exports.handler = async (event) => {console.log(event);let lambda_response = {"sessionAttributes": {"amount": event.currentIntent.slots.AMOUNT,"current_budget": event.currentIntent.slots.BUDGET_CATEGORY},"dialogAction": {"type": "Close","fulfillmentState": "Fulfilled","message": {"contentType": "PlainText","content": "Your budget of " + event.currentIntent.slots.AMOUNT + " has been confirmed for category " + event.currentIntent.slots.BUDGET_CATEGORY},}}return lambda_response;};

As you can see, our response has sessionAttributes, which return context to lex, and a dialogAction. DialogAction can be used to elicit further prompts and responses from a user, so be sure to check out its many option types. For our purposes, we’re simply going to return a plainText message to the user letting them know their budget has been set for the correct amount. Once you’ve saved that version of the lambda function, check back on lex and run a query. If everything worked you should see the following:
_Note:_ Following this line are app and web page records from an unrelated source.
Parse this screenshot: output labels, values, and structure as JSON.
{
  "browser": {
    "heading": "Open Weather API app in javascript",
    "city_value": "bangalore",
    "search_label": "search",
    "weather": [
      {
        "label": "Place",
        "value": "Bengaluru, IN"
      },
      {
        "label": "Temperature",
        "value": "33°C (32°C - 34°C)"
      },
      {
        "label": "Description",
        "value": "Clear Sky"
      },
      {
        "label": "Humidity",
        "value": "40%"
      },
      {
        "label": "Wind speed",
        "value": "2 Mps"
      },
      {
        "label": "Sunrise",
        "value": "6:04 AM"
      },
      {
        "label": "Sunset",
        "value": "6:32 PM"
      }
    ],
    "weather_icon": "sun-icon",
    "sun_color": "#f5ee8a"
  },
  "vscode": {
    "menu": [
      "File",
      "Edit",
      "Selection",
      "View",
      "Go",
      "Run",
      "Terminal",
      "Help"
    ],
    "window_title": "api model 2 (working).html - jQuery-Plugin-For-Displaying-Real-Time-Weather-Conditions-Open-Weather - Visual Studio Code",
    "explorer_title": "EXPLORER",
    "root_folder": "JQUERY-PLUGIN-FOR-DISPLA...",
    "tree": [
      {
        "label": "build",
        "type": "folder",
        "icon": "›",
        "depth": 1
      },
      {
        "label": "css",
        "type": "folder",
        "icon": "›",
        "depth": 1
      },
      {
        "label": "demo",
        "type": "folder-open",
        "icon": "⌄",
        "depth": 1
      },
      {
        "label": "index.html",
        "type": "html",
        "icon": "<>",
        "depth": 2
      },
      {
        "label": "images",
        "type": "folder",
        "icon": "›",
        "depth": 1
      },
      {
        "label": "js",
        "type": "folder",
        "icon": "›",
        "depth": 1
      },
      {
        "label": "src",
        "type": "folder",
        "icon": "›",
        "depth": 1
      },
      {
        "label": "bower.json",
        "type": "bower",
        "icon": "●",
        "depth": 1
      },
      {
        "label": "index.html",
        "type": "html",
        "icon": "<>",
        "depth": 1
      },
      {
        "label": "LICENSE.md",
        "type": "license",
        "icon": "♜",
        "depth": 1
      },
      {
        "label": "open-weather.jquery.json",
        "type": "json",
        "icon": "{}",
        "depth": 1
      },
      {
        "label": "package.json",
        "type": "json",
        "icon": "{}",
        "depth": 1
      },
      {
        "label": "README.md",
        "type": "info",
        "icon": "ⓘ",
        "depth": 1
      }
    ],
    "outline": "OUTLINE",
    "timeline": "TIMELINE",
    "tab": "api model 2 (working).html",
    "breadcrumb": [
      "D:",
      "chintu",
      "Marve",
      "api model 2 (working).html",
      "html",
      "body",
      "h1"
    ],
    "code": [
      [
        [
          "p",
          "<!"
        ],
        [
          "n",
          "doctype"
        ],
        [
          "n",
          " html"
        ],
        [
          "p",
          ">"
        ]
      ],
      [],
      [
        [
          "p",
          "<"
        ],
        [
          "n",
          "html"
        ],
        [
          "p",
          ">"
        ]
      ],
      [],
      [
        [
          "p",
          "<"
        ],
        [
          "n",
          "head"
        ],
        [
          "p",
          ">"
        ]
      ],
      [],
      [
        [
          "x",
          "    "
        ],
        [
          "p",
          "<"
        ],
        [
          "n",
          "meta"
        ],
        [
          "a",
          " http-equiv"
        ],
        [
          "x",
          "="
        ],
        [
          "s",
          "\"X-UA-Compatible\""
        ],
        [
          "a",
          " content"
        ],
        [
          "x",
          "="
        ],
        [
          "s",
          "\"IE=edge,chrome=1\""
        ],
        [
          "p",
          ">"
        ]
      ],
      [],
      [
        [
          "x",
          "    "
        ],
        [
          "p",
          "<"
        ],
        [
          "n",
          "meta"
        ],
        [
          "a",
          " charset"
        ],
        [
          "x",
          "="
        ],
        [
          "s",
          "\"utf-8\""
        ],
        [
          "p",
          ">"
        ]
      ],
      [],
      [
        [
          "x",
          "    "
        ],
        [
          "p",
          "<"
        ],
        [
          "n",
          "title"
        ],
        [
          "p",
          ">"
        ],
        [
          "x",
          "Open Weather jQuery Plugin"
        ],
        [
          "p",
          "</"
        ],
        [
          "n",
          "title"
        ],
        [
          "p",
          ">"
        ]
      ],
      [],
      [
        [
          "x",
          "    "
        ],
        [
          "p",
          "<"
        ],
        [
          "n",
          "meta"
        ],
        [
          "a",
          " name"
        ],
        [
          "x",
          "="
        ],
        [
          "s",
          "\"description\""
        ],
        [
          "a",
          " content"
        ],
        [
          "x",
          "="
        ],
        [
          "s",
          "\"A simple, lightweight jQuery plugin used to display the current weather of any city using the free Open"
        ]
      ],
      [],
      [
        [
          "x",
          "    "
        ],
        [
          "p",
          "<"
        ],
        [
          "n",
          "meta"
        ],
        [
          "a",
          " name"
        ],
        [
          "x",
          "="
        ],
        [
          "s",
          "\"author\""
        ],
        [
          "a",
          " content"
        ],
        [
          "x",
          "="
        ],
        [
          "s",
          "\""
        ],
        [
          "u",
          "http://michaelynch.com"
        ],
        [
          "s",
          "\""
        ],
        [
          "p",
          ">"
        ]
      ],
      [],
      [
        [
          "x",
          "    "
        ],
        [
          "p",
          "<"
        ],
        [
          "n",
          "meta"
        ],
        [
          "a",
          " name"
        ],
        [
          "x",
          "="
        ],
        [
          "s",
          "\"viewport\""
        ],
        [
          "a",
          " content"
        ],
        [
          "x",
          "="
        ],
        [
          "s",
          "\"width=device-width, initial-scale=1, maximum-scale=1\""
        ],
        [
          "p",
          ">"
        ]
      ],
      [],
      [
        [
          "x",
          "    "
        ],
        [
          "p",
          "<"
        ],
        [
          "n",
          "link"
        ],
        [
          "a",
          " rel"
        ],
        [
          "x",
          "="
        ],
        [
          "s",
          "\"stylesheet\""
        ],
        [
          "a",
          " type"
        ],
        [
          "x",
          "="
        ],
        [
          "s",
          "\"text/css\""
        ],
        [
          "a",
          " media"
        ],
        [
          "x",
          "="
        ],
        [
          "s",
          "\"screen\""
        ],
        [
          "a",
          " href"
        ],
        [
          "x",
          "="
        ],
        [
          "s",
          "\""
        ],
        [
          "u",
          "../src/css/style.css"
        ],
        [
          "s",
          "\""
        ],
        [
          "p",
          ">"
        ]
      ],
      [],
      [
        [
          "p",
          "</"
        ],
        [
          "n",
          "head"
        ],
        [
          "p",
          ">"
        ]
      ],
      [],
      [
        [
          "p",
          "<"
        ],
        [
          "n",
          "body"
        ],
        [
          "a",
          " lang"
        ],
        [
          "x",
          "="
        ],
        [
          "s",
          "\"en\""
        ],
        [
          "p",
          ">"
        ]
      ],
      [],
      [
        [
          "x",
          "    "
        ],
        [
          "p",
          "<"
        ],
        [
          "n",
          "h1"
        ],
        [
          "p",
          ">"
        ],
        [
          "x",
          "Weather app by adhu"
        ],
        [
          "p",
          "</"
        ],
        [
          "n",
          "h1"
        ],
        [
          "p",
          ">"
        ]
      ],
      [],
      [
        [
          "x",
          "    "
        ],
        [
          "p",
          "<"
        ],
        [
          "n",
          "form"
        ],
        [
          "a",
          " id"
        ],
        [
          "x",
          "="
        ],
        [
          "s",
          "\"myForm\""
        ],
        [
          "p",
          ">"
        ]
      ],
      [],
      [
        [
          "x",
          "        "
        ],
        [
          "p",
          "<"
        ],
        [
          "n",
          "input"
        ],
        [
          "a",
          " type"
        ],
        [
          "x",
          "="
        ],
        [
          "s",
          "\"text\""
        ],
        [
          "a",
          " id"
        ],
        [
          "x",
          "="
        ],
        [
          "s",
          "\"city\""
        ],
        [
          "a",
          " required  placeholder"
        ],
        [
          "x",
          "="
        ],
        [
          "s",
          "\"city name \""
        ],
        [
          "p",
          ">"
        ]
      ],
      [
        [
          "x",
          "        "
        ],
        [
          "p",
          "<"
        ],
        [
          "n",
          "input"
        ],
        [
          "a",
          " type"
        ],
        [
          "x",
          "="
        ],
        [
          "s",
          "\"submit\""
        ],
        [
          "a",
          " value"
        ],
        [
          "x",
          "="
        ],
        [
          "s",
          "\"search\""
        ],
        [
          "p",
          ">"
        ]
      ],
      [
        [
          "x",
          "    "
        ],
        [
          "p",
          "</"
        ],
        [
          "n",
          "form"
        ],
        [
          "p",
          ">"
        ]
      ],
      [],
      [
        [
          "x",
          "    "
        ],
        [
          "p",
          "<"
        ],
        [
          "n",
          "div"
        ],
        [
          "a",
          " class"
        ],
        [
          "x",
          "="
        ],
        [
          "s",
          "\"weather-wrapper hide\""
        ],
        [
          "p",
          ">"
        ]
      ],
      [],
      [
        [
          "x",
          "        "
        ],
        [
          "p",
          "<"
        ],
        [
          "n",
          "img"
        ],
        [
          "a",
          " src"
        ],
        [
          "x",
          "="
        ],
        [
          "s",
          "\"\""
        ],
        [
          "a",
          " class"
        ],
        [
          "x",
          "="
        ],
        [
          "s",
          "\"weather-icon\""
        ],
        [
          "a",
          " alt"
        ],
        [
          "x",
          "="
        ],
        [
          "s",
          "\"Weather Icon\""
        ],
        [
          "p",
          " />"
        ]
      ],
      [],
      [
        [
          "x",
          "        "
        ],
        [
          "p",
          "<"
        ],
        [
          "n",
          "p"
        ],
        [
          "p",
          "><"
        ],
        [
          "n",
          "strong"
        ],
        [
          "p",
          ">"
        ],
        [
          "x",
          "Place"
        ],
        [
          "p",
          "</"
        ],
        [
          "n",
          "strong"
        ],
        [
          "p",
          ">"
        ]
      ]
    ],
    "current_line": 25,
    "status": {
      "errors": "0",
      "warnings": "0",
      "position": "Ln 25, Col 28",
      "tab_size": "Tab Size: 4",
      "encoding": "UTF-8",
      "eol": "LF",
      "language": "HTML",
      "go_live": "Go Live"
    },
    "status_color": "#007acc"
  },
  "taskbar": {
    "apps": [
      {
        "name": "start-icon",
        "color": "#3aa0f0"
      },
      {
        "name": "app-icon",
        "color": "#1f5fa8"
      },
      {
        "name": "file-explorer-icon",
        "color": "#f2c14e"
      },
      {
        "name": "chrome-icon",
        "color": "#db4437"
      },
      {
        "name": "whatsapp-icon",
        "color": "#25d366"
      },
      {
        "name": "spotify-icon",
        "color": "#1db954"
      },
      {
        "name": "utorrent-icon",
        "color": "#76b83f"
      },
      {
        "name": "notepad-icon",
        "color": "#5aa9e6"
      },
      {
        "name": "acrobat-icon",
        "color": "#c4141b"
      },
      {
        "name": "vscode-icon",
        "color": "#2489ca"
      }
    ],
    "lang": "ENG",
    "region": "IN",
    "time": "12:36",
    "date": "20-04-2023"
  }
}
To review, we set up an Amazon Lex bot with an Intent (set budget) and Slots (amount, category). This intent was handed off to a Lambda function which could then parse the value of those slots in JSON, and return a response object to Lambda. IAM was used to create an execution role for the lambda function, and Cloudwatch was used for logging.

In Part II of this tutorial, we will add a serverless Amazon Aurora database to store and query this data, another intent+lambda function to see our budgets, as well as a couple more pieces of interesting architecture. Time permitting, I may include a Part III React Native tutorial to show how to directly integrate this into an app as well, so stay tuned!

If you are interested in building a chatbot or any other kind of application, please reach out to me at [email protected] or at